IoT device that entertains your cat (and by extension, you!). All you have to do is start it with your phone!
My friend happened to have a laser pointer in his jacket pocket, and for some reason, I was more entertained that I should have been. And boom. StarCatcher was born! I've always wanted to do a hardware hack, yet at every hackathon I went to, somehow I ended up going with software. Well, I finally did it. Here's my first hardware hack. Enjoy!
What it does
Have you ever wanted to make sure you could keep your cat out of trouble while you were gone? Well, now you can. StarCatcher is a little device that keeps your cat entertained and occupied when you're not home to take care of him/her. It uses hardware to move around a laser pointer, and it randomly changes direction, position, and other things to keep your cat excited! Since the device is connected to the internet, all you need to activate or deactivate it is to turn it on or off with an android app. Or just on the web. Couldn't be simpler!
How I built it
I used Electric-Imp's interface and hardware for most of it. I also used a continuous rotation servo for moving the light source around, as well as a portable pocket laser pointer. The battery supply for the laser was replaced with a connection to a transistor testing circuit with 2 variable resistors. This connection allowed the power supply to be supplied and withheld dynamically by the state of the pin running into the transistor base junction.
Challenges I ran into
This was the first time I've had a hardware hack at a hackathon, and I ran into a whole lot of things that I didn't expect. My main challenge was time, especially since I only started this project at around 3:30 PM or so on Saturday. I also had significant trouble with interfacing with the laser. Since the laser pointer was a full product I was just utilizing for this project, I blackboxed much of the electronics inside of it. When setting up the transistor circuit, it was really difficult to get the resistances right, so I had to use variable resistors and play around with them for a while to get everything working.
Accomplishments that I'm proud of
Thought of an idea last minute, decided to go for it, and I stuck with it and stayed up the entire night so I could finish it, but I'm really happy I was able to get a working demo for this. I'm also really proud of how in spite of limited materials (beyond hardware, for the mechanical parts), the structure held together more or less (most of it is wire just tied together!).
What I learned
Hardware is hard-ware. There were so many things I didn't think would take long that actually were very difficult to get working. I also learned how important it is to read data sheets for electronic components.

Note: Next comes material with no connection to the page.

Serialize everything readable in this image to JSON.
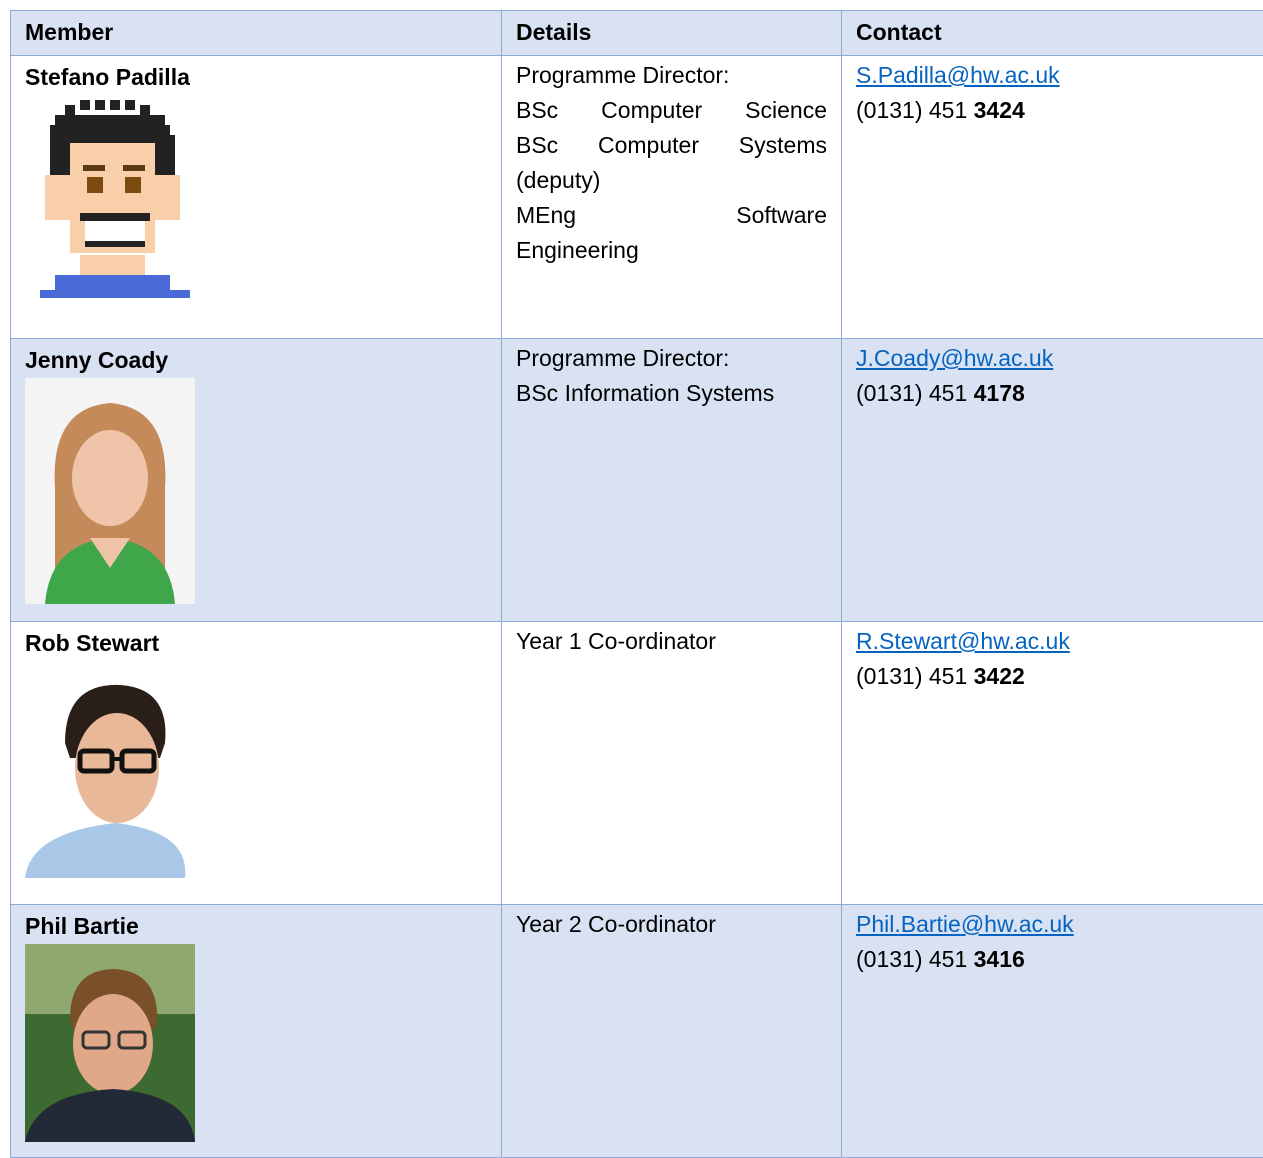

What's next for StarCatcher
Well, the first thing is a more sturdy frame! The current frame is just made of "hackathon materials": lots of wire wrapping instead of hot glue or solder or anything sturdy, and nothing strong to glue or solder anything to!
So that's the first step. Once I have that going, the next step would be to mount a camera on it so that I can make sure the light never shines on anything the cat could damage. No more scratched chairs or ripped clothing.

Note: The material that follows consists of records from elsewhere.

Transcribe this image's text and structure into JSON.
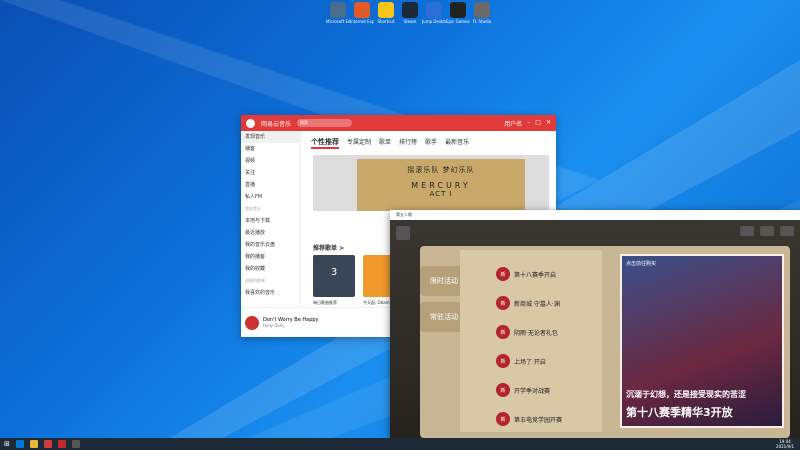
{
  "desktop": {
    "icons": [
      {
        "label": "Microsoft Edge",
        "color": "#4a6c8f"
      },
      {
        "label": "Internet Explorer",
        "color": "#e05a2a"
      },
      {
        "label": "Shortcut",
        "color": "#f5c518"
      },
      {
        "label": "Steam",
        "color": "#1b2838"
      },
      {
        "label": "Jump Desktop",
        "color": "#2b6fd6"
      },
      {
        "label": "Epic Games Launcher",
        "color": "#222"
      },
      {
        "label": "FL Studio",
        "color": "#6a6a6a"
      }
    ]
  },
  "music": {
    "title": "网易云音乐",
    "search_placeholder": "搜索",
    "user": "用户名",
    "sidebar": [
      {
        "label": "发现音乐",
        "active": true
      },
      {
        "label": "播客"
      },
      {
        "label": "视频"
      },
      {
        "label": "关注"
      },
      {
        "label": "直播"
      },
      {
        "label": "私人FM"
      },
      {
        "label": "我的音乐",
        "header": true
      },
      {
        "label": "本地与下载"
      },
      {
        "label": "最近播放"
      },
      {
        "label": "我的音乐云盘"
      },
      {
        "label": "我的播客"
      },
      {
        "label": "我的收藏"
      },
      {
        "label": "创建的歌单",
        "header": true
      },
      {
        "label": "我喜欢的音乐"
      }
    ],
    "tabs": [
      "个性推荐",
      "专属定制",
      "歌单",
      "排行榜",
      "歌手",
      "最新音乐"
    ],
    "banner_line1": "摇滚乐队 梦幻乐队",
    "banner_line2": "MERCURY",
    "banner_line3": "ACT I",
    "rec_title": "推荐歌单 >",
    "cards": [
      {
        "label": "每日歌曲推荐",
        "color": "#3a4656",
        "text": "3"
      },
      {
        "label": "今天起, Obama",
        "color": "#f09a2e",
        "text": ""
      }
    ],
    "player": {
      "song": "Don't Worry Be Happy",
      "artist": "Holly Dolly"
    }
  },
  "game": {
    "title": "第五人格",
    "tabs": [
      "限时活动",
      "常驻活动"
    ],
    "events": [
      {
        "badge": "新",
        "text": "第十八赛季开启"
      },
      {
        "badge": "新",
        "text": "新商城 守墓人·渊"
      },
      {
        "badge": "新",
        "text": "阴雨·无论者礼包"
      },
      {
        "badge": "新",
        "text": "上场了 开启"
      },
      {
        "badge": "新",
        "text": "开学季对战赛"
      },
      {
        "badge": "新",
        "text": "第五电竞学园开赛"
      }
    ],
    "poster_head": "点击前往购买",
    "poster_sub": "沉溺于幻想，还是接受现实的苦涩",
    "poster_big": "第十八赛季精华3开放"
  },
  "taskbar": {
    "apps": [
      "#0078d7",
      "#e8b632",
      "#d13a3a",
      "#c02a2a",
      "#555"
    ],
    "time": "19:04",
    "date": "2021/9/1"
  }
}
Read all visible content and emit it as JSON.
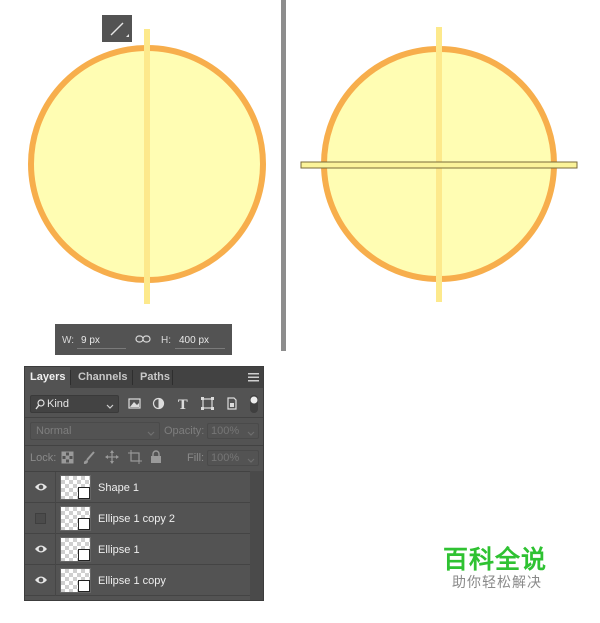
{
  "canvas": {
    "circle_fill": "#fffdb3",
    "circle_stroke": "#f7ae4c",
    "line_color": "#fde98c",
    "horizontal_bar_fill": "#fbf39a",
    "horizontal_bar_stroke": "#7a6a3a",
    "divider_color": "#8d8d8d",
    "tool_icon": "line-tool-icon"
  },
  "dimensions_bar": {
    "width_label": "W:",
    "width_value": "9 px",
    "link_icon": "link-icon",
    "height_label": "H:",
    "height_value": "400 px"
  },
  "layers_panel": {
    "tabs": [
      {
        "label": "Layers",
        "active": true
      },
      {
        "label": "Channels",
        "active": false
      },
      {
        "label": "Paths",
        "active": false
      }
    ],
    "menu_icon": "panel-menu-icon",
    "filter": {
      "search_icon": "search-icon",
      "kind_label": "Kind",
      "filter_icons": [
        "image-filter-icon",
        "adjustment-filter-icon",
        "type-filter-icon",
        "shape-filter-icon",
        "smart-object-filter-icon",
        "filter-toggle-icon"
      ]
    },
    "blend_mode": "Normal",
    "opacity_label": "Opacity:",
    "opacity_value": "100%",
    "lock_label": "Lock:",
    "lock_icons": [
      "lock-transparent-icon",
      "lock-image-icon",
      "lock-position-icon",
      "lock-artboard-icon",
      "lock-all-icon"
    ],
    "fill_label": "Fill:",
    "fill_value": "100%",
    "layers": [
      {
        "name": "Shape 1",
        "visible": true
      },
      {
        "name": "Ellipse 1 copy 2",
        "visible": false
      },
      {
        "name": "Ellipse 1",
        "visible": true
      },
      {
        "name": "Ellipse 1 copy",
        "visible": true
      }
    ]
  },
  "watermark": {
    "title": "百科全说",
    "subtitle": "助你轻松解决",
    "title_color": "#2fc232"
  }
}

Then, I really want to implement a more sophisticated moving mechanism for the laser. That would make it more interesting both for me and I assume for the cat too. If I put wheels on it and have it be a mobile vehicle, that would be optimal.

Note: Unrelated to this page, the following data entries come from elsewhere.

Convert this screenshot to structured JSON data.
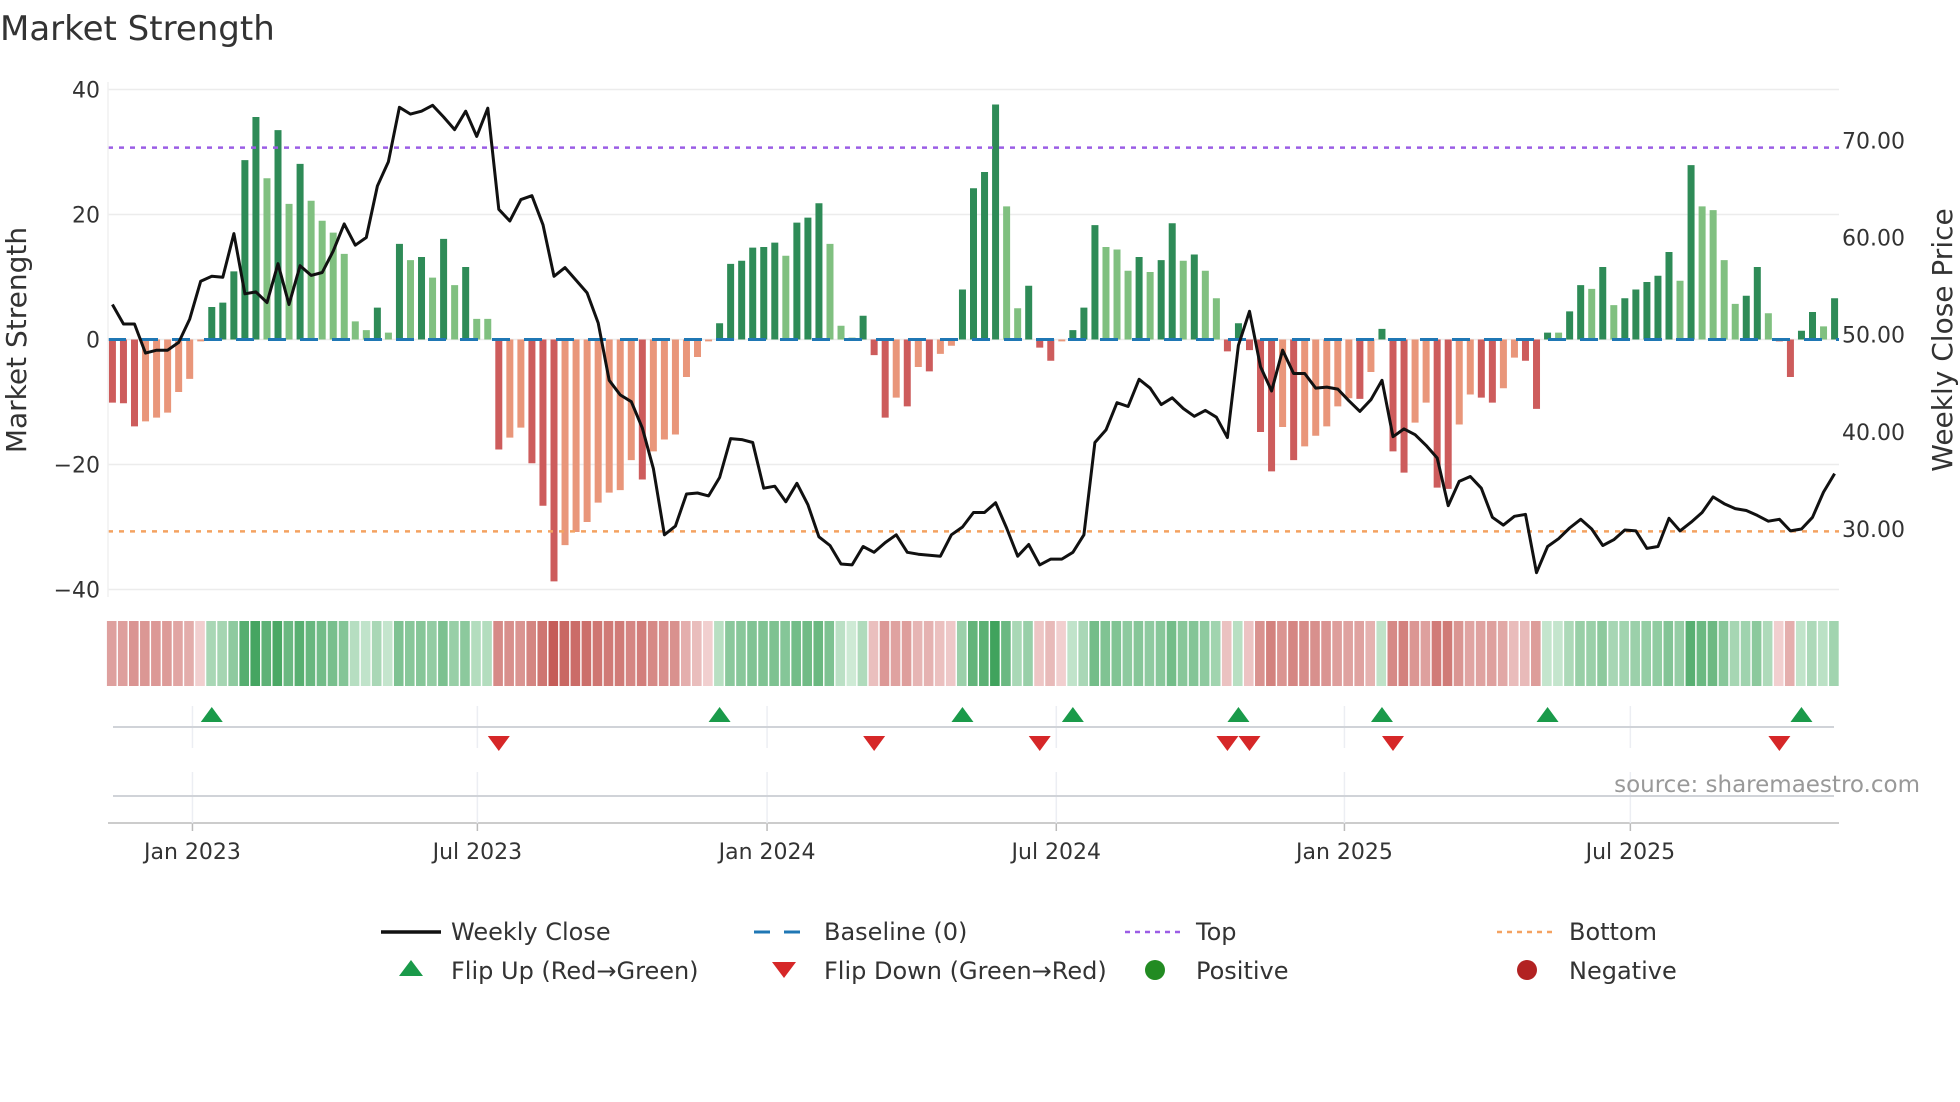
{
  "title": "Market Strength",
  "source": "source: sharemaestro.com",
  "colors": {
    "pos_strong": "#2e8b57",
    "pos_weak": "#80c080",
    "neg_strong": "#cd5c5c",
    "neg_weak": "#e9967a",
    "line": "#111111",
    "baseline": "#1f77b4",
    "top": "#9b5de5",
    "bottom": "#f4a261",
    "flip_up": "#1a9a4a",
    "flip_down": "#d62728",
    "positive": "#228b22",
    "negative": "#b22222"
  },
  "legend": [
    {
      "label": "Weekly Close",
      "kind": "line"
    },
    {
      "label": "Baseline (0)",
      "kind": "dash"
    },
    {
      "label": "Top",
      "kind": "dot-top"
    },
    {
      "label": "Bottom",
      "kind": "dot-bottom"
    },
    {
      "label": "Flip Up (Red→Green)",
      "kind": "tri-up"
    },
    {
      "label": "Flip Down (Green→Red)",
      "kind": "tri-down"
    },
    {
      "label": "Positive",
      "kind": "circle-pos"
    },
    {
      "label": "Negative",
      "kind": "circle-neg"
    }
  ],
  "chart_data": {
    "type": "bar+line",
    "title": "Market Strength",
    "ylabel": "Market Strength",
    "ylabel_right": "Weekly Close Price",
    "ylim": [
      -41.2,
      41.2
    ],
    "ylim_right": [
      23.0,
      76.0
    ],
    "yticks": [
      {
        "v": 40,
        "label": "40"
      },
      {
        "v": 20,
        "label": "20"
      },
      {
        "v": 0,
        "label": "0"
      },
      {
        "v": -20,
        "label": "−20"
      },
      {
        "v": -40,
        "label": "−40"
      }
    ],
    "yticks_right": [
      {
        "v": 70,
        "label": "70.00"
      },
      {
        "v": 60,
        "label": "60.00"
      },
      {
        "v": 50,
        "label": "50.00"
      },
      {
        "v": 40,
        "label": "40.00"
      },
      {
        "v": 30,
        "label": "30.00"
      }
    ],
    "top_level": 30.7,
    "bottom_level": -30.7,
    "baseline": 0,
    "x_unit": "week index",
    "xlim": [
      -0.4,
      156.4
    ],
    "xticks": [
      {
        "week": 7.25,
        "label": "Jan 2023"
      },
      {
        "week": 33.06,
        "label": "Jul 2023"
      },
      {
        "week": 59.3,
        "label": "Jan 2024"
      },
      {
        "week": 85.5,
        "label": "Jul 2024"
      },
      {
        "week": 111.6,
        "label": "Jan 2025"
      },
      {
        "week": 137.5,
        "label": "Jul 2025"
      }
    ],
    "strength": [
      -10.1,
      -10.2,
      -13.9,
      -13.1,
      -12.5,
      -11.7,
      -8.4,
      -6.3,
      -0.3,
      5.2,
      5.9,
      10.9,
      28.7,
      35.6,
      25.8,
      33.5,
      21.7,
      28.1,
      22.2,
      19.0,
      17.1,
      13.7,
      2.9,
      1.5,
      5.1,
      1.1,
      15.3,
      12.7,
      13.2,
      9.9,
      16.1,
      8.7,
      11.6,
      3.3,
      3.3,
      -17.6,
      -15.7,
      -14.1,
      -19.8,
      -26.6,
      -38.7,
      -32.9,
      -30.8,
      -29.2,
      -26.1,
      -24.5,
      -24.1,
      -19.3,
      -22.4,
      -17.9,
      -16.0,
      -15.2,
      -6.0,
      -2.8,
      -0.3,
      2.6,
      12.1,
      12.6,
      14.7,
      14.8,
      15.5,
      13.4,
      18.7,
      19.5,
      21.8,
      15.3,
      2.2,
      0.3,
      3.8,
      -2.5,
      -12.5,
      -9.3,
      -10.7,
      -4.4,
      -5.1,
      -2.3,
      -1.0,
      8.0,
      24.2,
      26.8,
      37.6,
      21.3,
      5.0,
      8.6,
      -1.3,
      -3.4,
      -0.3,
      1.5,
      5.1,
      18.3,
      14.8,
      14.4,
      11.0,
      13.2,
      10.8,
      12.7,
      18.6,
      12.6,
      13.6,
      11.0,
      6.6,
      -1.9,
      2.6,
      -1.7,
      -14.8,
      -21.1,
      -14.0,
      -19.3,
      -17.1,
      -15.4,
      -13.9,
      -10.7,
      -9.4,
      -9.5,
      -5.2,
      1.7,
      -17.9,
      -21.3,
      -13.3,
      -10.1,
      -23.7,
      -23.9,
      -13.6,
      -8.8,
      -9.3,
      -10.1,
      -7.8,
      -2.9,
      -3.4,
      -11.1,
      1.1,
      1.1,
      4.5,
      8.7,
      8.1,
      11.6,
      5.5,
      6.6,
      8.0,
      9.2,
      10.2,
      14.0,
      9.4,
      27.9,
      21.3,
      20.7,
      12.7,
      5.7,
      7.0,
      11.6,
      4.2,
      -0.3,
      -6.0,
      1.4,
      4.4,
      2.1,
      6.6
    ],
    "weekly_close": [
      53.1,
      51.1,
      51.1,
      48.1,
      48.4,
      48.4,
      49.2,
      51.6,
      55.5,
      56.0,
      55.9,
      60.4,
      54.2,
      54.4,
      53.3,
      57.3,
      53.1,
      57.1,
      56.1,
      56.4,
      58.6,
      61.4,
      59.2,
      60.0,
      65.3,
      67.8,
      73.4,
      72.7,
      73.0,
      73.6,
      72.4,
      71.1,
      73.0,
      70.4,
      73.3,
      62.9,
      61.7,
      63.9,
      64.3,
      61.3,
      56.0,
      56.9,
      55.6,
      54.3,
      51.2,
      45.3,
      43.8,
      43.1,
      40.4,
      36.2,
      29.4,
      30.3,
      33.6,
      33.7,
      33.4,
      35.3,
      39.3,
      39.2,
      38.9,
      34.2,
      34.4,
      32.8,
      34.7,
      32.5,
      29.2,
      28.3,
      26.4,
      26.3,
      28.2,
      27.6,
      28.6,
      29.4,
      27.6,
      27.4,
      27.3,
      27.2,
      29.4,
      30.2,
      31.7,
      31.7,
      32.7,
      30.1,
      27.2,
      28.4,
      26.3,
      26.9,
      26.9,
      27.6,
      29.4,
      38.9,
      40.2,
      43.0,
      42.6,
      45.4,
      44.5,
      42.8,
      43.5,
      42.4,
      41.6,
      42.2,
      41.5,
      39.4,
      48.9,
      52.4,
      46.7,
      44.2,
      48.4,
      46.0,
      46.0,
      44.5,
      44.6,
      44.4,
      43.2,
      42.1,
      43.3,
      45.3,
      39.5,
      40.3,
      39.7,
      38.6,
      37.3,
      32.4,
      34.9,
      35.4,
      34.2,
      31.2,
      30.4,
      31.3,
      31.5,
      25.5,
      28.2,
      29.0,
      30.1,
      31.0,
      30.0,
      28.3,
      28.9,
      29.9,
      29.8,
      28.0,
      28.2,
      31.1,
      29.8,
      30.7,
      31.7,
      33.3,
      32.6,
      32.1,
      31.9,
      31.4,
      30.8,
      31.0,
      29.8,
      30.0,
      31.2,
      33.8,
      35.7
    ]
  }
}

Ultimately, with a pointer that a cat will follow and a mobile mechanism, the thing that springs to mind for me is Classical Conditioning. If I had some intelligent behavior in the device, the device could train the cat by creating a following pattern for the laser pointer, for instance, training a kitten to use a litter box.